Assigned task:
Can you print every record below exactly as written?

- Opening Delimiter -

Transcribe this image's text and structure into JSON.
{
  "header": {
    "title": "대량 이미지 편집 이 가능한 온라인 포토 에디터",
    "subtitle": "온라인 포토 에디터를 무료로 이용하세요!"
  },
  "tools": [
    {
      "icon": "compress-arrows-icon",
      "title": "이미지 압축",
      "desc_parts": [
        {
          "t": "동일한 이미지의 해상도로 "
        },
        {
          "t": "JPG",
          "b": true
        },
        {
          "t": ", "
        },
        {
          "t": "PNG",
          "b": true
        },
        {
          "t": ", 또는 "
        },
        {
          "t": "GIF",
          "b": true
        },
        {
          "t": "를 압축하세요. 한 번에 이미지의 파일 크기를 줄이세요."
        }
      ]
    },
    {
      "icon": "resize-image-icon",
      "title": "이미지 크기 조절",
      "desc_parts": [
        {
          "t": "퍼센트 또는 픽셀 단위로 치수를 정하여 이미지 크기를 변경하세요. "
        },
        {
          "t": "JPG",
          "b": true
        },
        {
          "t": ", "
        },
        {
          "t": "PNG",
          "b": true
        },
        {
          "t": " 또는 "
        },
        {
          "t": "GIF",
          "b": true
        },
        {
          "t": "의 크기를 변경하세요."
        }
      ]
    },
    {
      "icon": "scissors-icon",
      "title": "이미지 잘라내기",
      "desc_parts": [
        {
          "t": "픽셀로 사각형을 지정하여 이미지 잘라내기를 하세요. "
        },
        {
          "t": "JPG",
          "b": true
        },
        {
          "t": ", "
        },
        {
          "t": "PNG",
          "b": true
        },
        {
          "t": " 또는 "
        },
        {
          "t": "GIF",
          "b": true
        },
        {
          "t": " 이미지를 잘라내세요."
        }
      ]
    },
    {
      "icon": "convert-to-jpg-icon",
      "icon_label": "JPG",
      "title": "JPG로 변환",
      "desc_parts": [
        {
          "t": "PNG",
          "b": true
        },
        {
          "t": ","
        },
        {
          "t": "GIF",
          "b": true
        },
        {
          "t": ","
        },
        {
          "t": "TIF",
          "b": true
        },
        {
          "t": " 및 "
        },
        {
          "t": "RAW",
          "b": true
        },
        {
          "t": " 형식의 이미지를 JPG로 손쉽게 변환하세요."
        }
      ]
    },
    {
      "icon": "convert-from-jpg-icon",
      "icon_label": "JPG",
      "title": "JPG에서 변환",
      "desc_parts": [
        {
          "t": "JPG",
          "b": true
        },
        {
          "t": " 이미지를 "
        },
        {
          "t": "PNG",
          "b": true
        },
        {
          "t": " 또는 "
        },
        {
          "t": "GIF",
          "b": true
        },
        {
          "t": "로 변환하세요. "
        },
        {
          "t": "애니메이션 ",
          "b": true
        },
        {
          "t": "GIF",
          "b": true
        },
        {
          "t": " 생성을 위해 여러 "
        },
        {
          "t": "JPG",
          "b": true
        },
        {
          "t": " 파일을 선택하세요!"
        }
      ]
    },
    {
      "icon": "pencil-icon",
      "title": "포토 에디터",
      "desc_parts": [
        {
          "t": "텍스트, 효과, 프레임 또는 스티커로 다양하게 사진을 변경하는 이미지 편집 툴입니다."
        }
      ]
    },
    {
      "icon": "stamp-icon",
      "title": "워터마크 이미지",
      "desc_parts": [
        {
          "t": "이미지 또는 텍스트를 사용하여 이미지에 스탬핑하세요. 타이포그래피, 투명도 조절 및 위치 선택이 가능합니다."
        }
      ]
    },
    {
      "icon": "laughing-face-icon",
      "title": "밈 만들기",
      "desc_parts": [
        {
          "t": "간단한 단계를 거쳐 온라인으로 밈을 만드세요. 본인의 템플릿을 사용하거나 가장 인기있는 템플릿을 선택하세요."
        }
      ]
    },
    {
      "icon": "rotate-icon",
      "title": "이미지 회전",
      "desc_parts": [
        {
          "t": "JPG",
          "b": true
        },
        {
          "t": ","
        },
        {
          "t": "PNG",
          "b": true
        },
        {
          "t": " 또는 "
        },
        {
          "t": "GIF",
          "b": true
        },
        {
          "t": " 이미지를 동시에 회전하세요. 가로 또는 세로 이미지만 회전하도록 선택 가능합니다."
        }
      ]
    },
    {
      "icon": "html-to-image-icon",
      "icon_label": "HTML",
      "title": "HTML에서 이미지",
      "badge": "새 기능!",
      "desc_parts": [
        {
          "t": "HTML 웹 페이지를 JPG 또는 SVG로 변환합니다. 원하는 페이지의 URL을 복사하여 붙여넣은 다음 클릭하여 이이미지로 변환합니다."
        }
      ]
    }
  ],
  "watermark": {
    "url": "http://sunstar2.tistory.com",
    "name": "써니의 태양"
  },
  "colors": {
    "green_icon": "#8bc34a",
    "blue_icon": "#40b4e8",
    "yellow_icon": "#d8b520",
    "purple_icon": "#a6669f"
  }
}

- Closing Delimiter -

Reply to the exercise:
Transcribe this image's text and structure into JSON.
{
  "header": {
    "title": "대량 이미지 편집 이 가능한 온라인 포토 에디터",
    "subtitle": "온라인 포토 에디터를 무료로 이용하세요!"
  },
  "tools": [
    {
      "icon": "compress-arrows-icon",
      "title": "이미지 압축",
      "desc_parts": [
        {
          "t": "동일한 이미지의 해상도로 "
        },
        {
          "t": "JPG",
          "b": true
        },
        {
          "t": ", "
        },
        {
          "t": "PNG",
          "b": true
        },
        {
          "t": ", 또는 "
        },
        {
          "t": "GIF",
          "b": true
        },
        {
          "t": "를 압축하세요. 한 번에 이미지의 파일 크기를 줄이세요."
        }
      ]
    },
    {
      "icon": "resize-image-icon",
      "title": "이미지 크기 조절",
      "desc_parts": [
        {
          "t": "퍼센트 또는 픽셀 단위로 치수를 정하여 이미지 크기를 변경하세요. "
        },
        {
          "t": "JPG",
          "b": true
        },
        {
          "t": ", "
        },
        {
          "t": "PNG",
          "b": true
        },
        {
          "t": " 또는 "
        },
        {
          "t": "GIF",
          "b": true
        },
        {
          "t": "의 크기를 변경하세요."
        }
      ]
    },
    {
      "icon": "scissors-icon",
      "title": "이미지 잘라내기",
      "desc_parts": [
        {
          "t": "픽셀로 사각형을 지정하여 이미지 잘라내기를 하세요. "
        },
        {
          "t": "JPG",
          "b": true
        },
        {
          "t": ", "
        },
        {
          "t": "PNG",
          "b": true
        },
        {
          "t": " 또는 "
        },
        {
          "t": "GIF",
          "b": true
        },
        {
          "t": " 이미지를 잘라내세요."
        }
      ]
    },
    {
      "icon": "convert-to-jpg-icon",
      "icon_label": "JPG",
      "title": "JPG로 변환",
      "desc_parts": [
        {
          "t": "PNG",
          "b": true
        },
        {
          "t": ","
        },
        {
          "t": "GIF",
          "b": true
        },
        {
          "t": ","
        },
        {
          "t": "TIF",
          "b": true
        },
        {
          "t": " 및 "
        },
        {
          "t": "RAW",
          "b": true
        },
        {
          "t": " 형식의 이미지를 JPG로 손쉽게 변환하세요."
        }
      ]
    },
    {
      "icon": "convert-from-jpg-icon",
      "icon_label": "JPG",
      "title": "JPG에서 변환",
      "desc_parts": [
        {
          "t": "JPG",
          "b": true
        },
        {
          "t": " 이미지를 "
        },
        {
          "t": "PNG",
          "b": true
        },
        {
          "t": " 또는 "
        },
        {
          "t": "GIF",
          "b": true
        },
        {
          "t": "로 변환하세요. "
        },
        {
          "t": "애니메이션 ",
          "b": true
        },
        {
          "t": "GIF",
          "b": true
        },
        {
          "t": " 생성을 위해 여러 "
        },
        {
          "t": "JPG",
          "b": true
        },
        {
          "t": " 파일을 선택하세요!"
        }
      ]
    },
    {
      "icon": "pencil-icon",
      "title": "포토 에디터",
      "desc_parts": [
        {
          "t": "텍스트, 효과, 프레임 또는 스티커로 다양하게 사진을 변경하는 이미지 편집 툴입니다."
        }
      ]
    },
    {
      "icon": "stamp-icon",
      "title": "워터마크 이미지",
      "desc_parts": [
        {
          "t": "이미지 또는 텍스트를 사용하여 이미지에 스탬핑하세요. 타이포그래피, 투명도 조절 및 위치 선택이 가능합니다."
        }
      ]
    },
    {
      "icon": "laughing-face-icon",
      "title": "밈 만들기",
      "desc_parts": [
        {
          "t": "간단한 단계를 거쳐 온라인으로 밈을 만드세요. 본인의 템플릿을 사용하거나 가장 인기있는 템플릿을 선택하세요."
        }
      ]
    },
    {
      "icon": "rotate-icon",
      "title": "이미지 회전",
      "desc_parts": [
        {
          "t": "JPG",
          "b": true
        },
        {
          "t": ","
        },
        {
          "t": "PNG",
          "b": true
        },
        {
          "t": " 또는 "
        },
        {
          "t": "GIF",
          "b": true
        },
        {
          "t": " 이미지를 동시에 회전하세요. 가로 또는 세로 이미지만 회전하도록 선택 가능합니다."
        }
      ]
    },
    {
      "icon": "html-to-image-icon",
      "icon_label": "HTML",
      "title": "HTML에서 이미지",
      "badge": "새 기능!",
      "desc_parts": [
        {
          "t": "HTML 웹 페이지를 JPG 또는 SVG로 변환합니다. 원하는 페이지의 URL을 복사하여 붙여넣은 다음 클릭하여 이이미지로 변환합니다."
        }
      ]
    }
  ],
  "watermark": {
    "url": "http://sunstar2.tistory.com",
    "name": "써니의 태양"
  },
  "colors": {
    "green_icon": "#8bc34a",
    "blue_icon": "#40b4e8",
    "yellow_icon": "#d8b520",
    "purple_icon": "#a6669f"
  }
}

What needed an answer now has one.